> [AIM OF THE EXERCISE]:
Nothing but the lines from the one containing "Read all visible content and emit it as JSON." through the last line of the data below should be returned, each exactly as it stands, pictures excluded.

> [Saved entries]:

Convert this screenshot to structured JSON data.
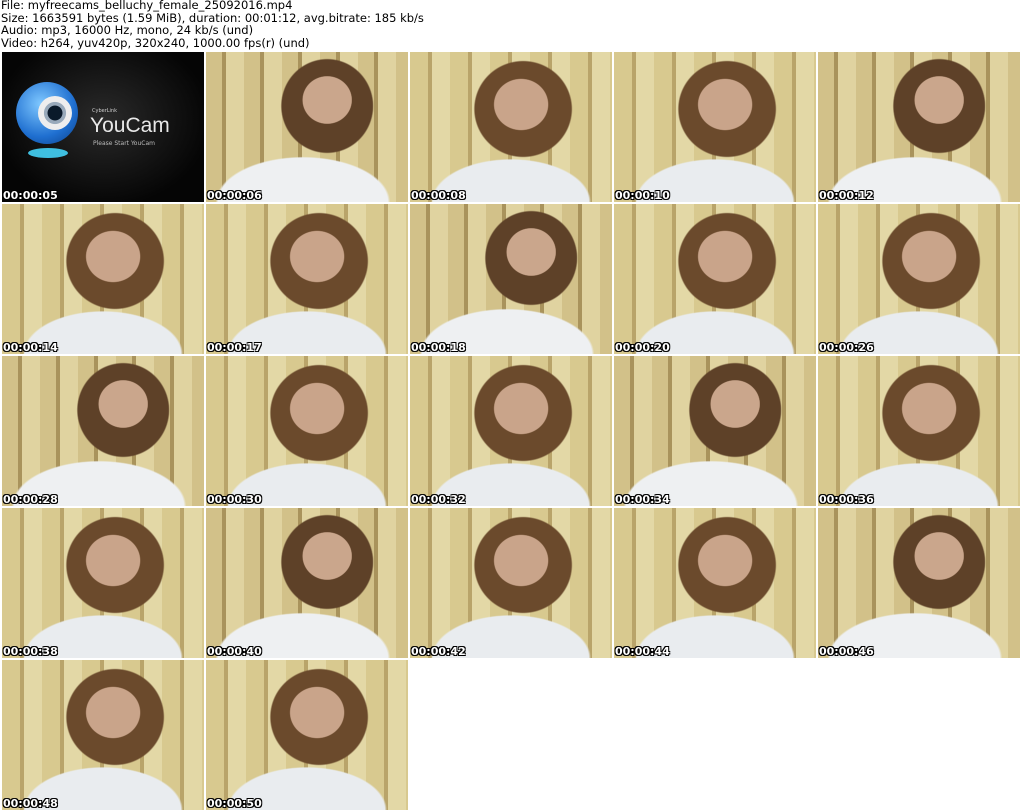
{
  "info": {
    "file": "File: myfreecams_belluchy_female_25092016.mp4",
    "size": "Size: 1663591 bytes (1.59 MiB), duration: 00:01:12, avg.bitrate: 185 kb/s",
    "audio": "Audio: mp3, 16000 Hz, mono, 24 kb/s (und)",
    "video": "Video: h264, yuv420p, 320x240, 1000.00 fps(r) (und)"
  },
  "logo": {
    "small": "CyberLink",
    "name": "YouCam",
    "sub": "Please Start YouCam"
  },
  "thumbnails": [
    "00:00:05",
    "00:00:06",
    "00:00:08",
    "00:00:10",
    "00:00:12",
    "00:00:14",
    "00:00:17",
    "00:00:18",
    "00:00:20",
    "00:00:26",
    "00:00:28",
    "00:00:30",
    "00:00:32",
    "00:00:34",
    "00:00:36",
    "00:00:38",
    "00:00:40",
    "00:00:42",
    "00:00:44",
    "00:00:46",
    "00:00:48",
    "00:00:50"
  ]
}
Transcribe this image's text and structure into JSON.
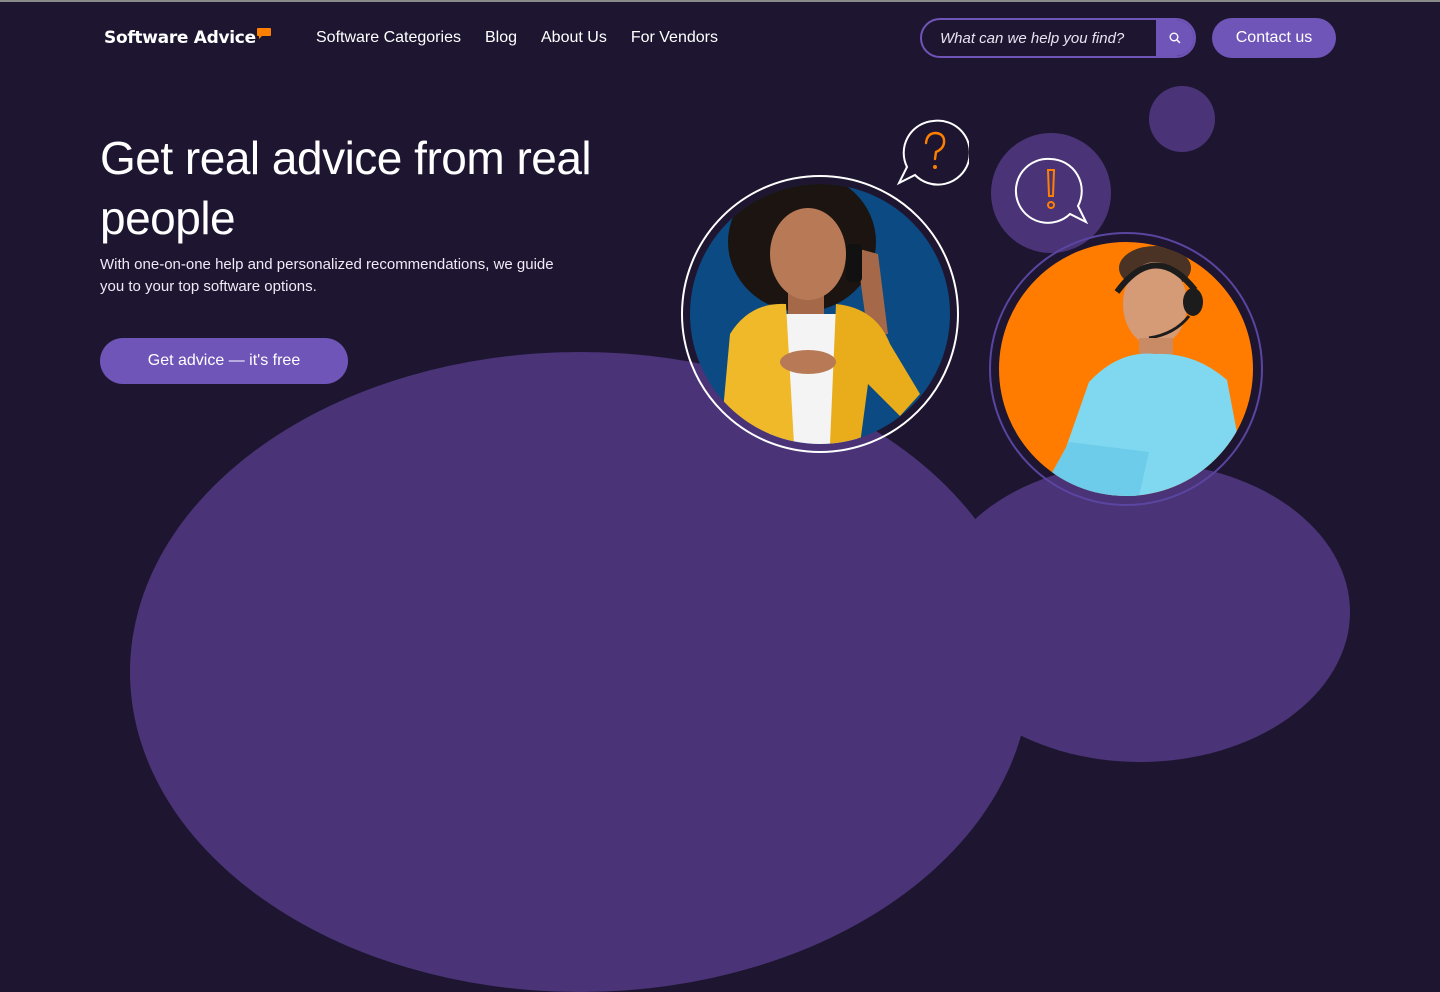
{
  "brand": {
    "name": "Software Advice"
  },
  "nav": {
    "items": [
      {
        "label": "Software Categories"
      },
      {
        "label": "Blog"
      },
      {
        "label": "About Us"
      },
      {
        "label": "For Vendors"
      }
    ]
  },
  "search": {
    "placeholder": "What can we help you find?",
    "icon": "search-icon"
  },
  "header": {
    "contact_label": "Contact us"
  },
  "hero": {
    "title": "Get real advice from real people",
    "subtitle": "With one-on-one help and personalized recommendations, we guide you to your top software options.",
    "cta_label": "Get advice — it's free"
  },
  "illustration": {
    "question_icon": "question-bubble-icon",
    "exclaim_icon": "exclamation-bubble-icon"
  },
  "colors": {
    "background": "#1e1631",
    "accent": "#6f55b8",
    "brand_orange": "#ff8000",
    "hill": "#4a3477",
    "portrait_blue": "#0b4a82"
  }
}
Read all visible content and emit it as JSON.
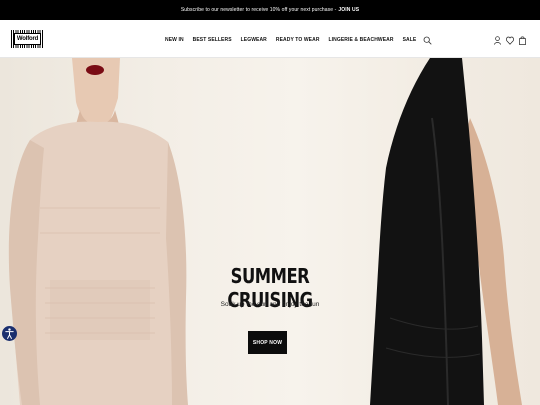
{
  "announcement": {
    "text": "Subscribe to our newsletter to receive 10% off your next purchase -",
    "cta": "JOIN US"
  },
  "header": {
    "logo_text": "Wolford",
    "nav": [
      "NEW IN",
      "BEST SELLERS",
      "LEGWEAR",
      "READY TO WEAR",
      "LINGERIE & BEACHWEAR",
      "SALE"
    ],
    "icons": [
      "search-icon",
      "account-icon",
      "wishlist-icon",
      "bag-icon"
    ]
  },
  "hero": {
    "title": "SUMMER CRUISING",
    "subtitle": "Soak up the sun and enjoy the fun",
    "button_label": "SHOP NOW"
  },
  "colors": {
    "announcement_bg": "#000000",
    "button_bg": "#0c0c0c",
    "hero_bg": "#f3eee6",
    "accessibility_badge": "#1b2f6e"
  }
}
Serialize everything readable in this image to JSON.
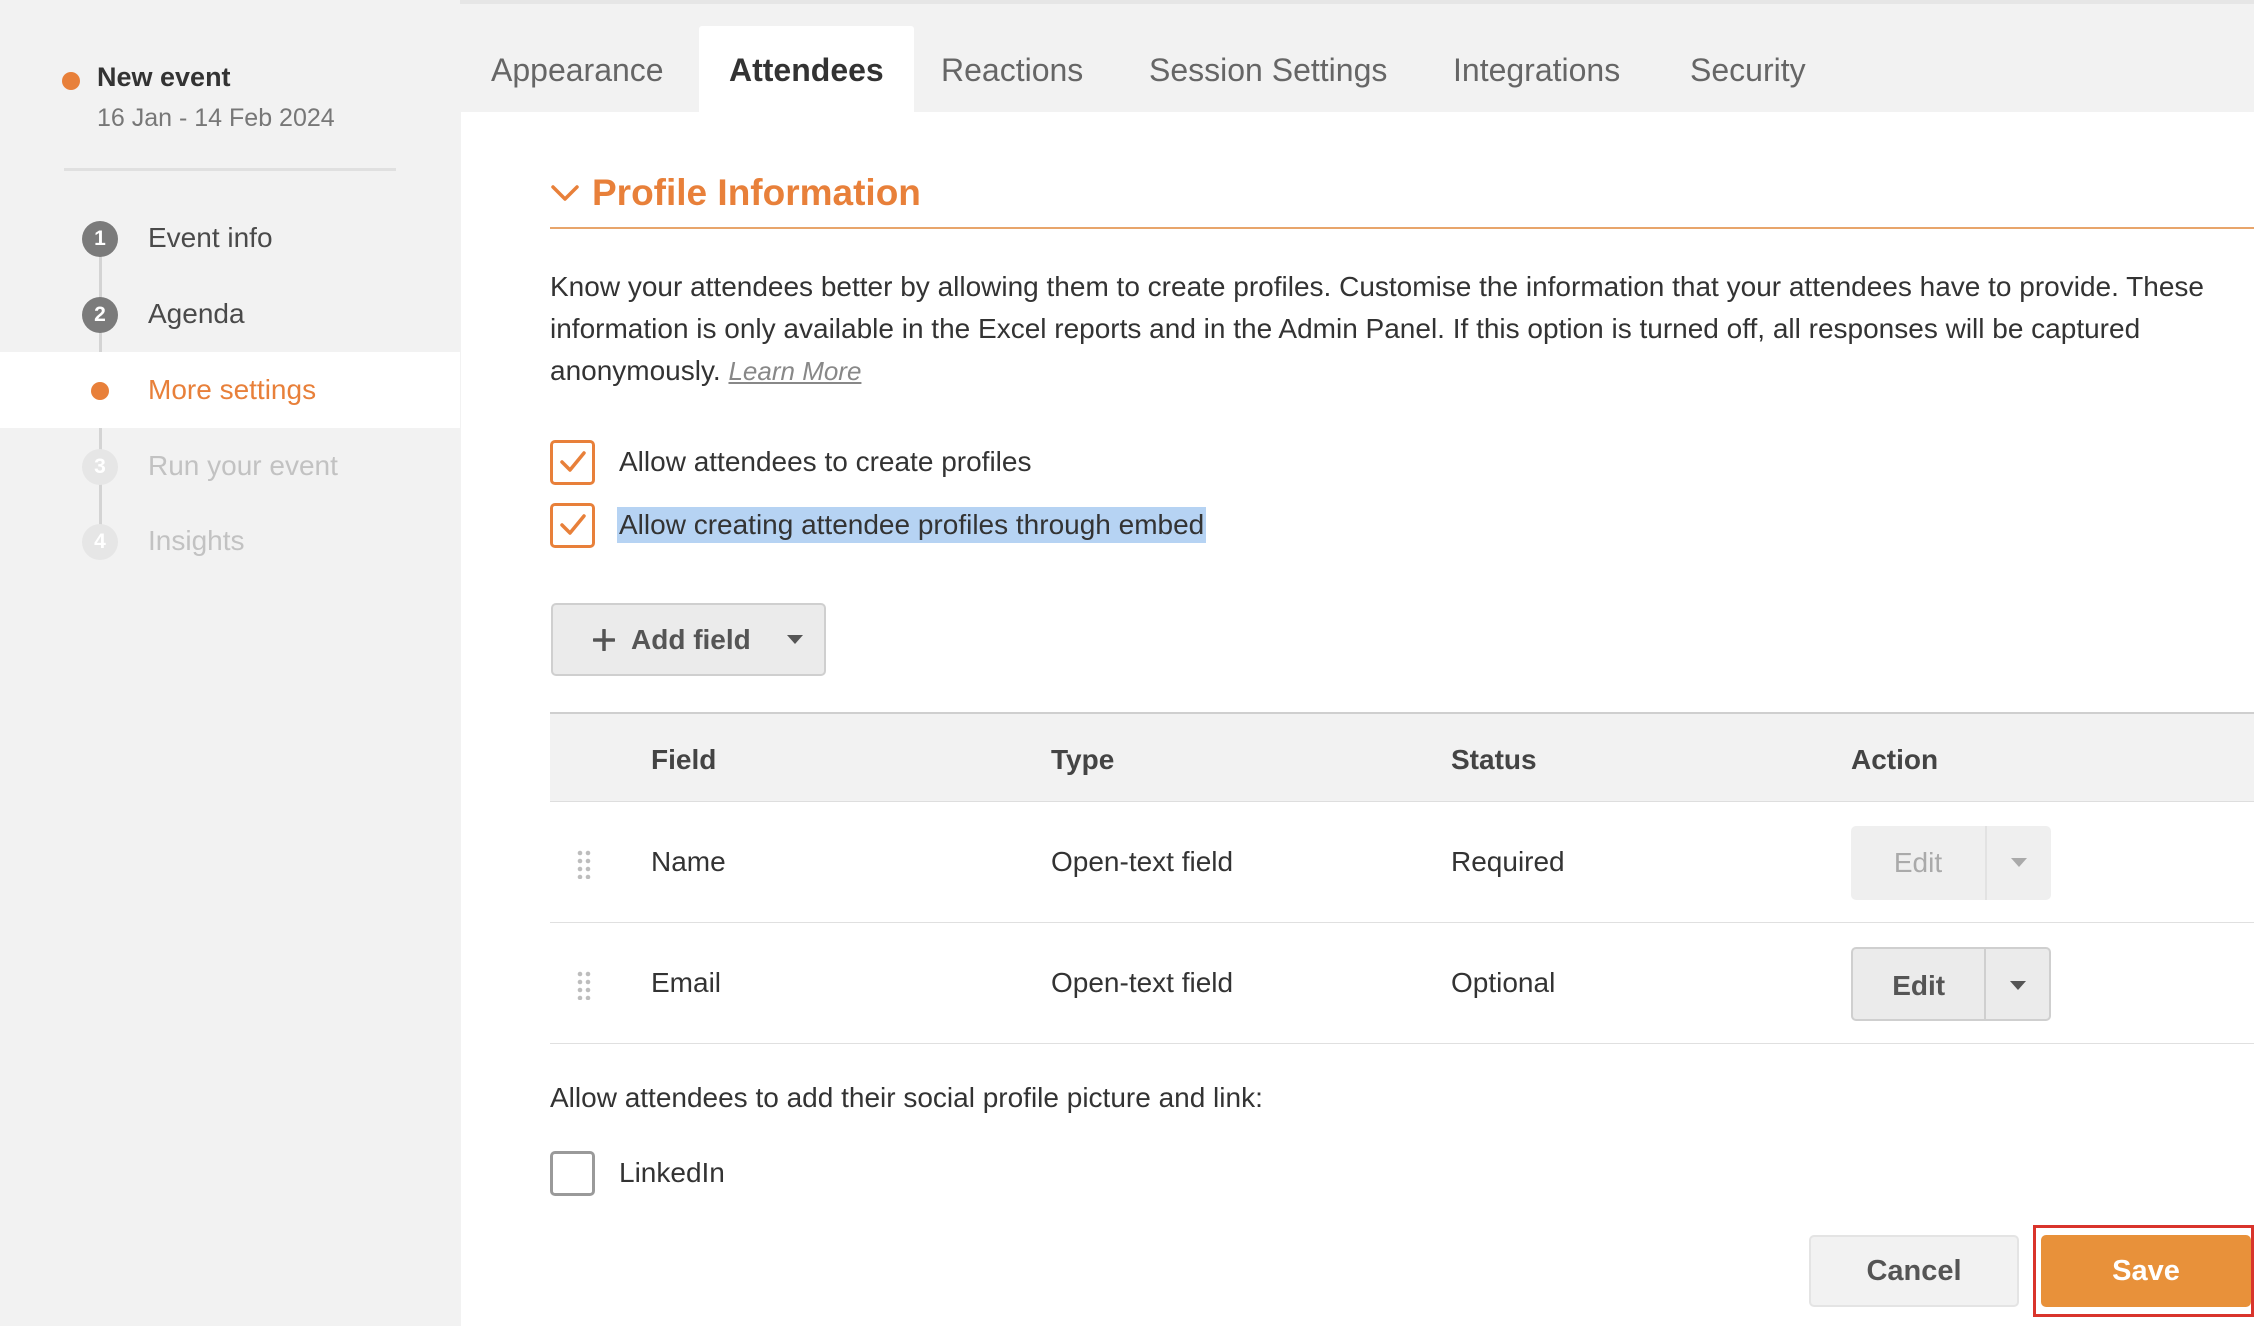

> [COMPLETED EXERCISE]:
Read all visible content and emit it as JSON.
{
  "announcement": {
    "text": "Subscribe to our newsletter to receive 10% off your next purchase -",
    "cta": "JOIN US"
  },
  "header": {
    "logo_text": "Wolford",
    "nav": [
      "NEW IN",
      "BEST SELLERS",
      "LEGWEAR",
      "READY TO WEAR",
      "LINGERIE & BEACHWEAR",
      "SALE"
    ],
    "icons": [
      "search-icon",
      "account-icon",
      "wishlist-icon",
      "bag-icon"
    ]
  },
  "hero": {
    "title": "SUMMER CRUISING",
    "subtitle": "Soak up the sun and enjoy the fun",
    "button_label": "SHOP NOW"
  },
  "colors": {
    "announcement_bg": "#000000",
    "button_bg": "#0c0c0c",
    "hero_bg": "#f3eee6",
    "accessibility_badge": "#1b2f6e"
  }
}
Serialize everything readable in this image to JSON.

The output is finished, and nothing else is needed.